Instructions for the task:
In the material below, find each line with the word "Select" and copy it.

::: Data for review

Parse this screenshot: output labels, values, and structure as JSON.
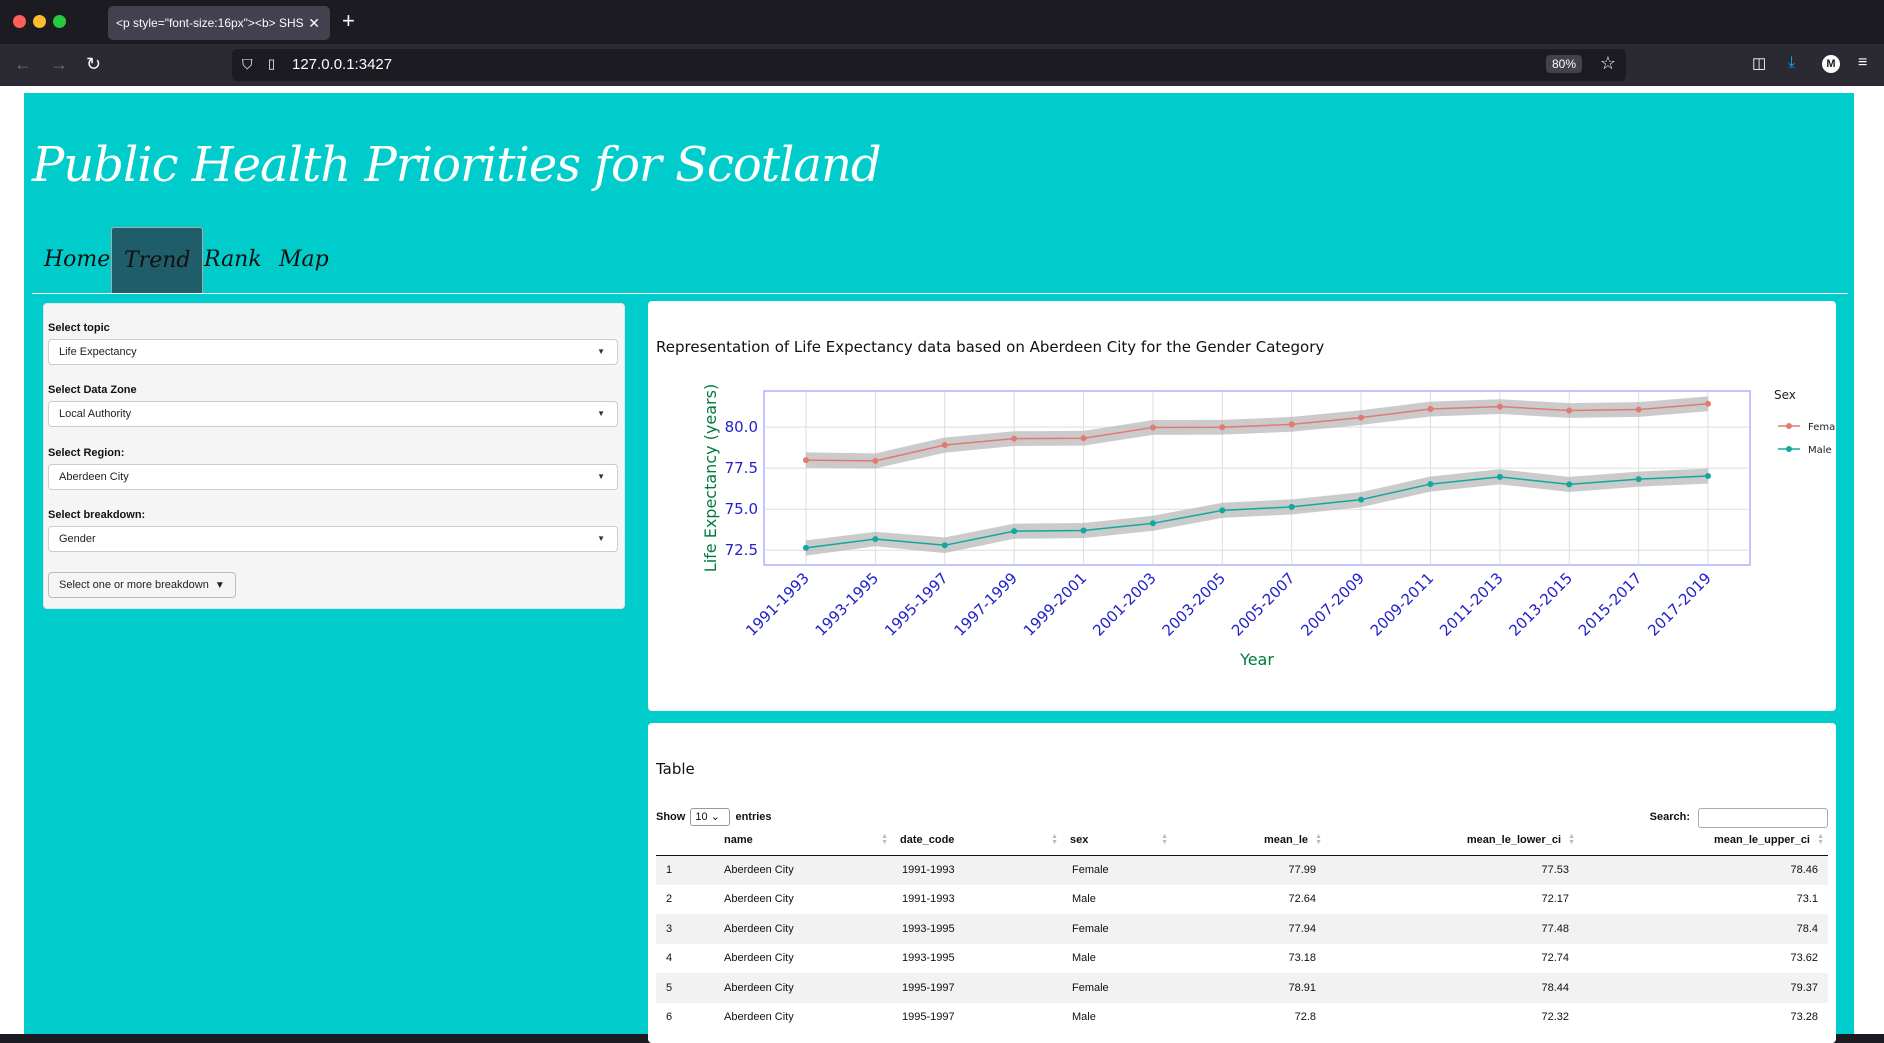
{
  "browser": {
    "tab_title": "<p style=\"font-size:16px\"><b> SHS",
    "url": "127.0.0.1:3427",
    "zoom": "80%",
    "profile_initial": "M"
  },
  "app": {
    "title": "Public Health Priorities for Scotland",
    "tabs": [
      "Home",
      "Trend",
      "Rank",
      "Map"
    ],
    "active_tab": "Trend"
  },
  "sidebar": {
    "topic_label": "Select topic",
    "topic_value": "Life Expectancy",
    "zone_label": "Select Data Zone",
    "zone_value": "Local Authority",
    "region_label": "Select Region:",
    "region_value": "Aberdeen City",
    "breakdown_label": "Select breakdown:",
    "breakdown_value": "Gender",
    "multi_button": "Select one or more breakdown"
  },
  "chart_panel": {
    "title": "Representation of Life Expectancy data based on Aberdeen City for the Gender Category"
  },
  "chart_data": {
    "type": "line",
    "xlabel": "Year",
    "ylabel": "Life Expectancy (years)",
    "legend_title": "Sex",
    "legend_position": "right",
    "ylim": [
      71.6,
      82.2
    ],
    "yticks": [
      72.5,
      75.0,
      77.5,
      80.0
    ],
    "ytick_labels": [
      "72.5",
      "75.0",
      "77.5",
      "80.0"
    ],
    "grid": true,
    "categories": [
      "1991-1993",
      "1993-1995",
      "1995-1997",
      "1997-1999",
      "1999-2001",
      "2001-2003",
      "2003-2005",
      "2005-2007",
      "2007-2009",
      "2009-2011",
      "2011-2013",
      "2013-2015",
      "2015-2017",
      "2017-2019"
    ],
    "series": [
      {
        "name": "Female",
        "color": "#e07b73",
        "values": [
          77.99,
          77.94,
          78.91,
          79.3,
          79.32,
          79.98,
          79.99,
          80.17,
          80.58,
          81.1,
          81.25,
          81.01,
          81.07,
          81.42
        ],
        "lower": [
          77.53,
          77.48,
          78.44,
          78.85,
          78.87,
          79.53,
          79.54,
          79.72,
          80.13,
          80.65,
          80.8,
          80.56,
          80.62,
          80.97
        ],
        "upper": [
          78.46,
          78.4,
          79.37,
          79.75,
          79.77,
          80.43,
          80.44,
          80.62,
          81.03,
          81.55,
          81.7,
          81.46,
          81.52,
          81.87
        ]
      },
      {
        "name": "Male",
        "color": "#13a89e",
        "values": [
          72.64,
          73.18,
          72.8,
          73.66,
          73.7,
          74.14,
          74.93,
          75.14,
          75.58,
          76.53,
          76.97,
          76.51,
          76.83,
          77.02
        ],
        "lower": [
          72.17,
          72.74,
          72.32,
          73.2,
          73.24,
          73.68,
          74.47,
          74.68,
          75.12,
          76.07,
          76.51,
          76.05,
          76.37,
          76.56
        ],
        "upper": [
          73.1,
          73.62,
          73.28,
          74.12,
          74.16,
          74.6,
          75.39,
          75.6,
          76.04,
          76.99,
          77.43,
          76.97,
          77.29,
          77.48
        ]
      }
    ]
  },
  "table_panel": {
    "title": "Table",
    "show_label": "Show",
    "entries_value": "10",
    "entries_label": "entries",
    "search_label": "Search:",
    "columns": [
      "",
      "name",
      "date_code",
      "sex",
      "mean_le",
      "mean_le_lower_ci",
      "mean_le_upper_ci"
    ],
    "rows": [
      [
        "1",
        "Aberdeen City",
        "1991-1993",
        "Female",
        "77.99",
        "77.53",
        "78.46"
      ],
      [
        "2",
        "Aberdeen City",
        "1991-1993",
        "Male",
        "72.64",
        "72.17",
        "73.1"
      ],
      [
        "3",
        "Aberdeen City",
        "1993-1995",
        "Female",
        "77.94",
        "77.48",
        "78.4"
      ],
      [
        "4",
        "Aberdeen City",
        "1993-1995",
        "Male",
        "73.18",
        "72.74",
        "73.62"
      ],
      [
        "5",
        "Aberdeen City",
        "1995-1997",
        "Female",
        "78.91",
        "78.44",
        "79.37"
      ],
      [
        "6",
        "Aberdeen City",
        "1995-1997",
        "Male",
        "72.8",
        "72.32",
        "73.28"
      ]
    ]
  }
}
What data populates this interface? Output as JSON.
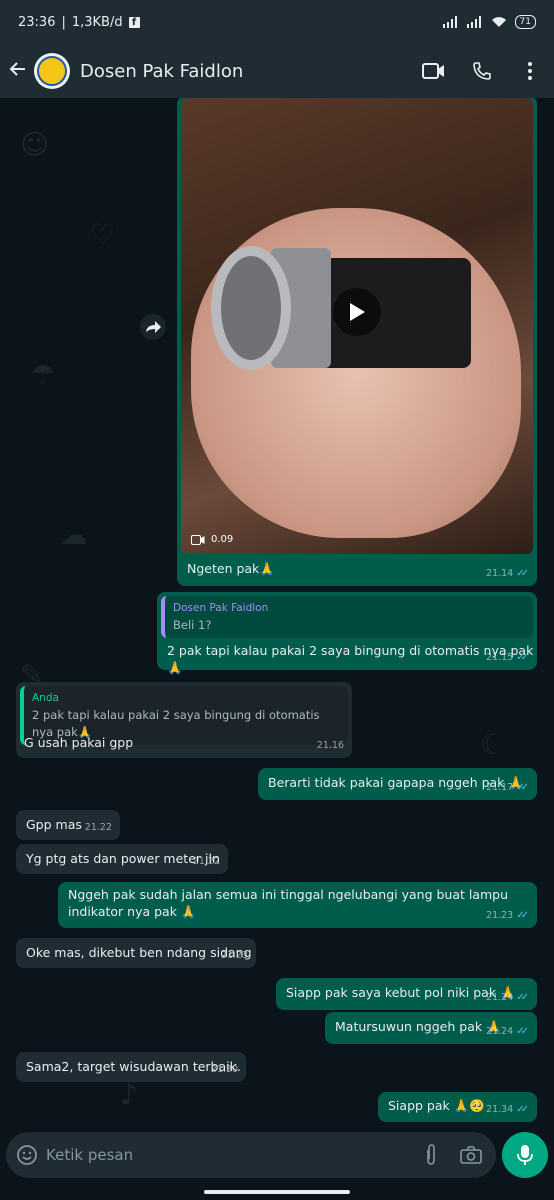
{
  "status_bar": {
    "time": "23:36",
    "network": "1,3KB/d",
    "battery": "71"
  },
  "header": {
    "contact_name": "Dosen Pak Faidlon"
  },
  "messages": {
    "m1": {
      "video_duration": "0.09",
      "text": "Ngeten pak🙏",
      "time": "21.14"
    },
    "m2": {
      "quote_name": "Dosen Pak Faidlon",
      "quote_text": "Beli 1?",
      "text": "2 pak tapi kalau pakai 2 saya bingung di otomatis nya pak🙏",
      "time": "21.15"
    },
    "m3": {
      "quote_name": "Anda",
      "quote_text": "2 pak tapi kalau pakai 2 saya bingung di otomatis nya pak🙏",
      "text": "G usah pakai gpp",
      "time": "21.16"
    },
    "m4": {
      "text": "Berarti tidak pakai gapapa nggeh pak 🙏",
      "time": "21.17"
    },
    "m5": {
      "text": "Gpp mas",
      "time": "21.22"
    },
    "m6": {
      "text": "Yg ptg ats dan power meter jln",
      "time": "21.22"
    },
    "m7": {
      "text": "Nggeh pak sudah jalan semua ini tinggal ngelubangi yang buat lampu indikator nya pak 🙏",
      "time": "21.23"
    },
    "m8": {
      "text": "Oke mas, dikebut ben ndang sidang",
      "time": "21.23"
    },
    "m9": {
      "text": "Siapp pak saya kebut pol niki pak 🙏",
      "time": "21.24"
    },
    "m10": {
      "text": "Matursuwun nggeh pak 🙏",
      "time": "21.24"
    },
    "m11": {
      "text": "Sama2, target wisudawan terbaik.",
      "time": "21.30"
    },
    "m12": {
      "text": "Siapp pak 🙏🥺",
      "time": "21.34"
    }
  },
  "composer": {
    "placeholder": "Ketik pesan"
  },
  "icons": [
    "back-arrow-icon",
    "video-call-icon",
    "phone-icon",
    "more-icon",
    "forward-icon",
    "play-icon",
    "video-icon",
    "emoji-icon",
    "attach-icon",
    "camera-icon",
    "mic-icon"
  ],
  "colors": {
    "outgoing_bubble": "#005c4b",
    "incoming_bubble": "#202c33",
    "read_tick": "#53bdeb",
    "accent": "#00a884"
  }
}
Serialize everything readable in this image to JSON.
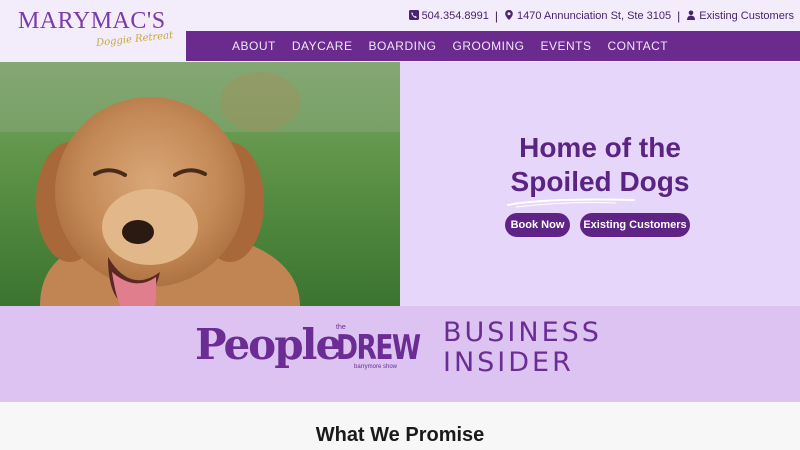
{
  "logo": {
    "main": "MARYMAC'S",
    "sub": "Doggie Retreat"
  },
  "topbar": {
    "phone": "504.354.8991",
    "address": "1470 Annunciation St, Ste 3105",
    "existing_customers": "Existing Customers",
    "separator": "|"
  },
  "nav": {
    "items": [
      {
        "label": "ABOUT"
      },
      {
        "label": "DAYCARE"
      },
      {
        "label": "BOARDING"
      },
      {
        "label": "GROOMING"
      },
      {
        "label": "EVENTS"
      },
      {
        "label": "CONTACT"
      }
    ]
  },
  "hero": {
    "title_line1": "Home of the",
    "title_line2": "Spoiled Dogs",
    "book_now": "Book Now",
    "existing_customers": "Existing Customers"
  },
  "press": {
    "people": "People",
    "drew_the": "the",
    "drew_main": "DREW",
    "drew_sub": "barrymore show",
    "bi_line1": "BUSINESS",
    "bi_line2": "INSIDER"
  },
  "promise": {
    "title": "What We Promise"
  },
  "colors": {
    "brand_purple": "#6a2a8e",
    "button_purple": "#5e2384",
    "hero_bg": "#e6d6fa",
    "press_bg": "#dcc3f2",
    "header_bg": "#f3ecfb"
  }
}
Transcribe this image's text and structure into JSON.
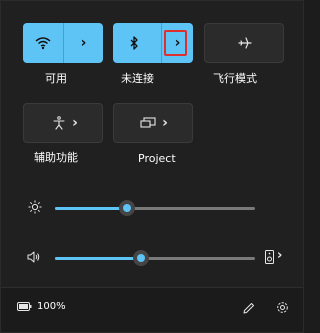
{
  "tiles": [
    {
      "label": "可用",
      "icon": "wifi-icon",
      "state": "on"
    },
    {
      "label": "未连接",
      "icon": "bluetooth-icon",
      "state": "on"
    },
    {
      "label": "飞行模式",
      "icon": "airplane-icon",
      "state": "off"
    },
    {
      "label": "辅助功能",
      "icon": "accessibility-icon",
      "state": "off"
    },
    {
      "label": "Project",
      "icon": "project-icon",
      "state": "off"
    }
  ],
  "sliders": {
    "brightness": {
      "icon": "brightness-icon",
      "level": 0.36
    },
    "volume": {
      "icon": "volume-icon",
      "level": 0.43,
      "device_icon": "speaker-icon"
    }
  },
  "footer": {
    "battery": "100%",
    "battery_icon": "battery-icon",
    "edit_icon": "pencil-icon",
    "settings_icon": "gear-icon"
  },
  "colors": {
    "accent": "#5ec3f5",
    "background": "#202020",
    "highlight": "#e02f2f"
  }
}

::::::

Written answer:
    "topic_label": "Select topic",
    "zone_label": "Select Data Zone",
    "region_label": "Select Region:",
    "breakdown_label": "Select breakdown:",
    "multi_button": "Select one or more breakdown"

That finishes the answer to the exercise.